__What the task requires__: Your answer should hold every line of the records below that contains the string "name".

__Material supplied__:
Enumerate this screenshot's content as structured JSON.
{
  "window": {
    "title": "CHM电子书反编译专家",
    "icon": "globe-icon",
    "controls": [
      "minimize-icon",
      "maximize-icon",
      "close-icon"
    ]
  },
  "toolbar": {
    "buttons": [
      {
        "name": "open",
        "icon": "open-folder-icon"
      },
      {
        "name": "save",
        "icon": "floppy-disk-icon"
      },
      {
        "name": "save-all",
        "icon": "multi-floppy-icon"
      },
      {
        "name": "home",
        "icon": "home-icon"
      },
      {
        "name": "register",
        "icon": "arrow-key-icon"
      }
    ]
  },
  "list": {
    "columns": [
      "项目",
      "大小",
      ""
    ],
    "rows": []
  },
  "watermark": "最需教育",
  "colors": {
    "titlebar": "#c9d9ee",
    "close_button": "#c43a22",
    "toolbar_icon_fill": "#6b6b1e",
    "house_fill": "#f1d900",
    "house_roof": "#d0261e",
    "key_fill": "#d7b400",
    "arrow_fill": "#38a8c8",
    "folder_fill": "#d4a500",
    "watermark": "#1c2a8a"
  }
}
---
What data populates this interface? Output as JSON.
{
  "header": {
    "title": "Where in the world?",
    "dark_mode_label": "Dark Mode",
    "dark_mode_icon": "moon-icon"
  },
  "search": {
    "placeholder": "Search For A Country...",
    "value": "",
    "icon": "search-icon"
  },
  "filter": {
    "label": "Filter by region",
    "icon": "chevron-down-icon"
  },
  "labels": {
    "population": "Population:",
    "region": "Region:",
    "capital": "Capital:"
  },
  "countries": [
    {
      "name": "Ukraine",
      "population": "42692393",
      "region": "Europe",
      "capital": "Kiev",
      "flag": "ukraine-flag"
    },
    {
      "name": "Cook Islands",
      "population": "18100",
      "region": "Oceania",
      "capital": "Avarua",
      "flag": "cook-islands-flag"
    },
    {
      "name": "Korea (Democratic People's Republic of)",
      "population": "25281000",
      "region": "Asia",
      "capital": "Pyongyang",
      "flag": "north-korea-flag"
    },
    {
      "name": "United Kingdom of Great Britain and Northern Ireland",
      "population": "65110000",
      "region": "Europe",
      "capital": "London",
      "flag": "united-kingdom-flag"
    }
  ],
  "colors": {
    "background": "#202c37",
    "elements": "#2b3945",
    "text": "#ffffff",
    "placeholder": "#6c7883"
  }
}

__Task answer__:
        "name": "open",
        "name": "save",
        "name": "save-all",
        "name": "home",
        "name": "register",
      "name": "Ukraine",
      "name": "Cook Islands",
      "name": "Korea (Democratic People's Republic of)",
      "name": "United Kingdom of Great Britain and Northern Ireland",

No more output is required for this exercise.